Me, at the top! (I do own a comb... it was just WINDY.)

Mt. Pisgah View

The Blue Ridge Mountains

View from Mt. Pisgah, Clouds

As someone explained, the nearby Smokey Mountains were named that for a pretty clear reason.

The cable housings climbing to Mt. Pisgah

A TV Tower graces the top of the mountain; these are the cable housings leading to the station house a short way down from the summit.

Then, Sunday morning, before departing the hills of western North Carolina, Swem and I enjoyed another 5.5 miles of said hills, reprising my run (complete with stopping to see the community watch sign) from Friday. It was nice to get road run in, and justify our breakfast that morning, before getting into the car back to Nashville for my flight home.

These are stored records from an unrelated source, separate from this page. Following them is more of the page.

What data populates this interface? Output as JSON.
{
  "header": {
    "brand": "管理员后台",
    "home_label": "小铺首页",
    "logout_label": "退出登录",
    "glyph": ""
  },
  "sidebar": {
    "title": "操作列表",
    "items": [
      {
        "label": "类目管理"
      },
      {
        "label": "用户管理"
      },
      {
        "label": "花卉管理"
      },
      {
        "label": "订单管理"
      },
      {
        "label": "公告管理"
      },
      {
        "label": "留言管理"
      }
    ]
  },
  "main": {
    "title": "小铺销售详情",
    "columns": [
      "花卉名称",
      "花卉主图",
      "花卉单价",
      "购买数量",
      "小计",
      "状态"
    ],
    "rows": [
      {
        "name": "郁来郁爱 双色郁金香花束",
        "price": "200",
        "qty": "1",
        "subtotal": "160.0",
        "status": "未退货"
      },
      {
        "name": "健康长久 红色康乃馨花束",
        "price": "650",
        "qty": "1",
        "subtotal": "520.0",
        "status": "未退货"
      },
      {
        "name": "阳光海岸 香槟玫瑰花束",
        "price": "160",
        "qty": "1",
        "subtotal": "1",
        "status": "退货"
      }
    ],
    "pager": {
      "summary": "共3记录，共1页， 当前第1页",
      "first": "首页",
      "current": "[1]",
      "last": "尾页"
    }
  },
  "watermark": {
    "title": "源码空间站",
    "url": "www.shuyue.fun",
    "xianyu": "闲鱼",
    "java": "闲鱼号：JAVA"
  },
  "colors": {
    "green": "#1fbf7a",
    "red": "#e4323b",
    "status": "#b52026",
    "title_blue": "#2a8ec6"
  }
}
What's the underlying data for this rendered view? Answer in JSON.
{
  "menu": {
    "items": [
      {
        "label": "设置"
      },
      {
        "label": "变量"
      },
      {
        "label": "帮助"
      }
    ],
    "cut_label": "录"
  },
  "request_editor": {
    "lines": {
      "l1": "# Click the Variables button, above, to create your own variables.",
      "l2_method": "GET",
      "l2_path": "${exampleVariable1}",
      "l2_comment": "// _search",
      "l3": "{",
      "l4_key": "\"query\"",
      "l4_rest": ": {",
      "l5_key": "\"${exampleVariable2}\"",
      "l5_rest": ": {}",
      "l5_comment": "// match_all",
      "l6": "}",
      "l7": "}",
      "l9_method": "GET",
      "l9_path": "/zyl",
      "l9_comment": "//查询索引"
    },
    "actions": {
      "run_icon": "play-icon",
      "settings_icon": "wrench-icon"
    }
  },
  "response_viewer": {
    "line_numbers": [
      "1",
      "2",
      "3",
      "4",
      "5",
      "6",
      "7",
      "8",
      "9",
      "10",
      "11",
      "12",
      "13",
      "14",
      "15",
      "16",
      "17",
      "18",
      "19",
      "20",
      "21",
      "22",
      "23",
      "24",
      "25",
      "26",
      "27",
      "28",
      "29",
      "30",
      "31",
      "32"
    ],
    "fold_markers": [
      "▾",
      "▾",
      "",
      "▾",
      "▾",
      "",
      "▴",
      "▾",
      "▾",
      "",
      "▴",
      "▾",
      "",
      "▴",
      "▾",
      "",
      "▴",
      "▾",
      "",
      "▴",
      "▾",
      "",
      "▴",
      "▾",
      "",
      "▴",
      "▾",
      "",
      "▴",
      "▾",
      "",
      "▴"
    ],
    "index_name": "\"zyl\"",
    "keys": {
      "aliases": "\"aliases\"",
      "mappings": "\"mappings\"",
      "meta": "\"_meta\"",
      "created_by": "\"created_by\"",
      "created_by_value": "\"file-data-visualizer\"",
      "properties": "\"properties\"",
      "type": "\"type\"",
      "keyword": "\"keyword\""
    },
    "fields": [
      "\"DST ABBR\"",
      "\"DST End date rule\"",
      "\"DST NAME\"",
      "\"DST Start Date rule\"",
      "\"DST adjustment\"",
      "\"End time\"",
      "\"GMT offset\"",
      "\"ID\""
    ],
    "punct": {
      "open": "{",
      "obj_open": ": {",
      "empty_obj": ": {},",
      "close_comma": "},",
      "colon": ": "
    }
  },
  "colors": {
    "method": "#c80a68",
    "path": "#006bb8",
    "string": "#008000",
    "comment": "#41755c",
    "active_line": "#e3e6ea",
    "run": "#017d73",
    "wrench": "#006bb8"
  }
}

So all in all, my 13 total “EZ “miles were traded in for 11 easy miles, 1.5 miles of trackless woods wandering, and 2.5 miles of hiking. Not exactly a beach chair and an umbrella drink, but less than I’m used to!

That dropback week, which was a couple weeks ago now, was quite a turning point in my training. Coming soon, some tales of my new speedwork, and finding those summer 5k legs I’d packed away for the winter.

Advertisements

One response to “Dropback Week

  1. That was such a nice read, I could picture it and you completely! I am sure these dropback weeks will feel weird but I can def. see how they’d help make legs fresh for speedwork.

    Man, I miss running. With my injury, I will have to live my running through blogs. 😦 I am also not looking forward to having to start from zero again after months of not running. I wanna hear more about your 5K legs! πŸ™‚

Leave a Reply

Fill in your details below or click an icon to log in:

WordPress.com Logo

You are commenting using your WordPress.com account. Log Out / Change )

Twitter picture

You are commenting using your Twitter account. Log Out / Change )

Facebook photo

You are commenting using your Facebook account. Log Out / Change )

Google+ photo

You are commenting using your Google+ account. Log Out / Change )

Connecting to %s